Unsuspecting Oakville residents are being targeted by fraudsters claiming to work for the Canada Revenue Agency (CRA).
According to Det. Mark Underwood of the Halton Regional Police Fraud Unit, this type of fraud is on the increase.
Someone claiming to work for the CRA calls and demands money because, as the story goes, you are behind in your federal income tax. The fraudsters count on fear tactics, often threatening arrest or asset seizure.
Researchers from the Stanford Center on Longevity report that older adults may be more susceptible to scams evoking strong emotions. These fraudsters may intend to target the elderly, but Canadians of all ages have fallen victim.
There are many different types of request for money.
Request can be varied including requests that you wire money abroad or sometimes it’s as simple as asking you to pay your back taxes by using iTunes gift cards or a prepaid credit card.
This type of fraud has been around for years. In the fall of 2016 the RCMP reported police in Asia arrested 70 people at call centers employing 700 people. After the arrests, the volume of fraudulent CRA scams decreased. Until now.
Underwood said that the CRA scams are back and there have been four or five reported incidences in the last couple of weeks, where Oakville residents have been targeted.
Underwood advises you hang up if anybody calls you claiming they are from Canada Revenue Agency. The CRA does not make those types of calls. If the CRA wants to communicate, they normally do it via regular mail.
Despite the good intentions of our police there is no remedy once a victim’s funds have been sent overseas.
Our police are proactive and conduct seminars in the community and at police facilities. The focus is on prevention through public awareness. Arrests, such as those the RCMP reported, won’t stop fraud.

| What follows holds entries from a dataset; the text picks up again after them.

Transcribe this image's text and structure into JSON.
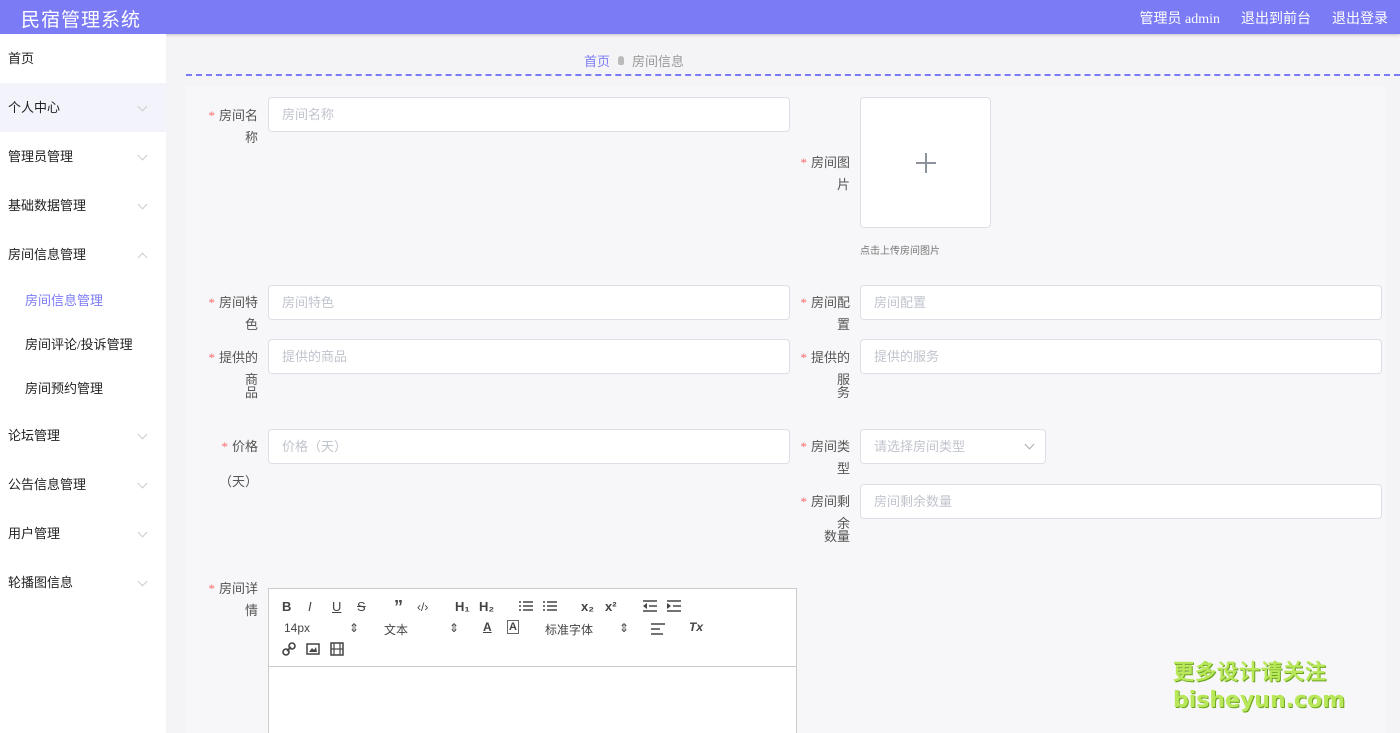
{
  "app": {
    "title": "民宿管理系统",
    "admin_label": "管理员 admin",
    "back_to_front": "退出到前台",
    "logout": "退出登录",
    "accent": "#7b7bf6"
  },
  "sidebar": {
    "home": "首页",
    "items": [
      {
        "label": "个人中心"
      },
      {
        "label": "管理员管理"
      },
      {
        "label": "基础数据管理"
      },
      {
        "label": "房间信息管理"
      },
      {
        "label": "论坛管理"
      },
      {
        "label": "公告信息管理"
      },
      {
        "label": "用户管理"
      },
      {
        "label": "轮播图信息"
      }
    ],
    "submenu": [
      "房间信息管理",
      "房间评论/投诉管理",
      "房间预约管理"
    ]
  },
  "breadcrumb": {
    "home": "首页",
    "current": "房间信息"
  },
  "form": {
    "room_name": {
      "label": "房间名称",
      "placeholder": "房间名称"
    },
    "room_image": {
      "label": "房间图片",
      "hint": "点击上传房间图片"
    },
    "room_feature": {
      "label": "房间特色",
      "placeholder": "房间特色"
    },
    "room_config": {
      "label": "房间配置",
      "placeholder": "房间配置"
    },
    "goods": {
      "label_a": "提供的商",
      "label_b": "品",
      "placeholder": "提供的商品"
    },
    "services": {
      "label_a": "提供的服",
      "label_b": "务",
      "placeholder": "提供的服务"
    },
    "price": {
      "label_a": "价格",
      "label_b": "（天）",
      "placeholder": "价格（天）"
    },
    "room_type": {
      "label": "房间类型",
      "placeholder": "请选择房间类型"
    },
    "remaining": {
      "label_a": "房间剩余",
      "label_b": "数量",
      "placeholder": "房间剩余数量"
    },
    "details": {
      "label": "房间详情"
    },
    "required_mark": "*"
  },
  "editor": {
    "font_size": "14px",
    "text_type": "文本",
    "font_family": "标准字体",
    "buttons": [
      "B",
      "I",
      "U",
      "S",
      "”",
      "‹/›",
      "H₁",
      "H₂",
      "x₂",
      "x²",
      "A",
      "A",
      "Tx"
    ]
  },
  "watermark": {
    "line1": "更多设计请关注",
    "line2": "bisheyun.com"
  }
}
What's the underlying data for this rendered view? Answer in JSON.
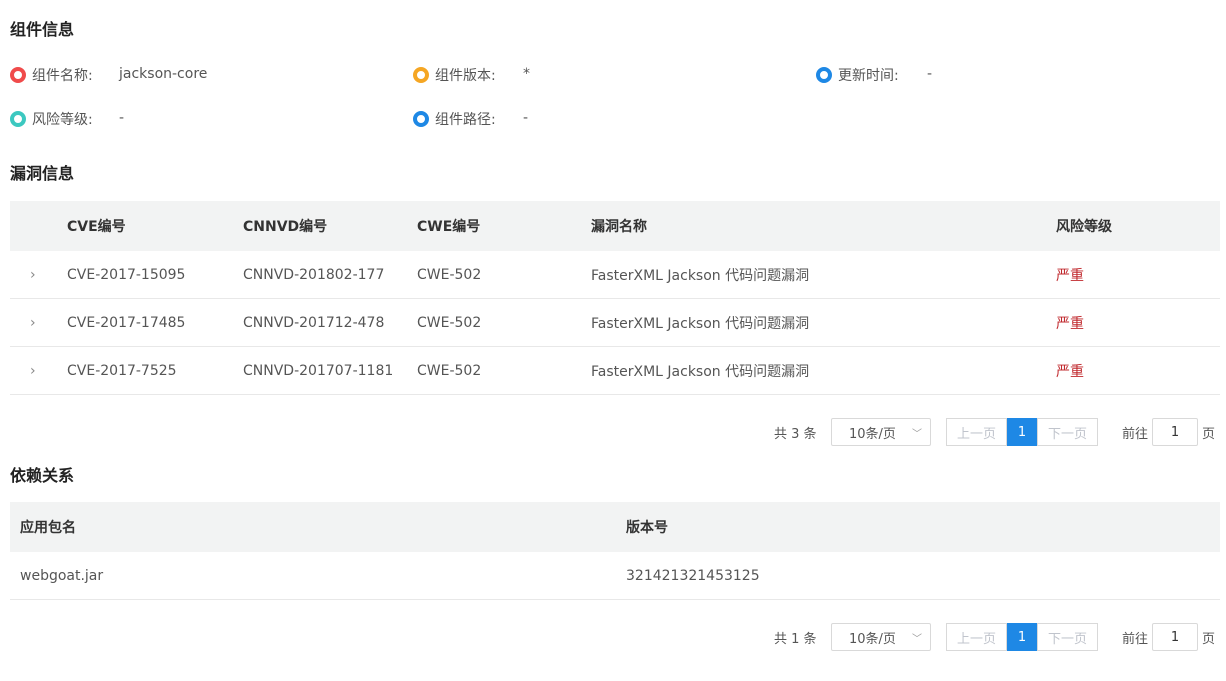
{
  "component_section": {
    "title": "组件信息",
    "items": [
      {
        "label": "组件名称:",
        "value": "jackson-core",
        "color": "#f04b4b"
      },
      {
        "label": "组件版本:",
        "value": "*",
        "color": "#f5a623"
      },
      {
        "label": "更新时间:",
        "value": "-",
        "color": "#1e88e5"
      },
      {
        "label": "风险等级:",
        "value": "-",
        "color": "#3cc8c0"
      },
      {
        "label": "组件路径:",
        "value": "-",
        "color": "#1e88e5"
      }
    ]
  },
  "vuln_section": {
    "title": "漏洞信息",
    "headers": [
      "CVE编号",
      "CNNVD编号",
      "CWE编号",
      "漏洞名称",
      "风险等级"
    ],
    "rows": [
      {
        "cve": "CVE-2017-15095",
        "cnnvd": "CNNVD-201802-177",
        "cwe": "CWE-502",
        "name": "FasterXML Jackson 代码问题漏洞",
        "severity": "严重"
      },
      {
        "cve": "CVE-2017-17485",
        "cnnvd": "CNNVD-201712-478",
        "cwe": "CWE-502",
        "name": "FasterXML Jackson 代码问题漏洞",
        "severity": "严重"
      },
      {
        "cve": "CVE-2017-7525",
        "cnnvd": "CNNVD-201707-1181",
        "cwe": "CWE-502",
        "name": "FasterXML Jackson 代码问题漏洞",
        "severity": "严重"
      }
    ],
    "pager": {
      "total": "共 3 条",
      "page_size": "10条/页",
      "prev": "上一页",
      "current": "1",
      "next": "下一页",
      "goto": "前往",
      "goto_value": "1",
      "page_unit": "页"
    }
  },
  "dep_section": {
    "title": "依赖关系",
    "headers": [
      "应用包名",
      "版本号"
    ],
    "rows": [
      {
        "package": "webgoat.jar",
        "version": "321421321453125"
      }
    ],
    "pager": {
      "total": "共 1 条",
      "page_size": "10条/页",
      "prev": "上一页",
      "current": "1",
      "next": "下一页",
      "goto": "前往",
      "goto_value": "1",
      "page_unit": "页"
    }
  },
  "colors": {
    "accent": "#1e88e5",
    "severity_high": "#c0282d"
  }
}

Education is key.
Unfortunately, the CRA fraud scam is a profitable business and therefore we can anticipate it will continue.
Statistics from the Canadian Anti-Fraud Centre say 1,900 Canadians have been victimized to the extent of $5.7 million.
According to the RCMP, analysis of those figures suggest that they represent just 5 per cent of actual losses.
I also suggest you be equally discerning to emails received that ask for money or personal sensitive information such as your date of birth, mother’s maiden name, SIN number, or any answers to questions that you might have used to identify yourself with a legitimate business.
CRA scams and other types of fraud pose a real threat to Oakville residences.
All of us should constantly be aware of the threat, and to guard ourselves against financial losses.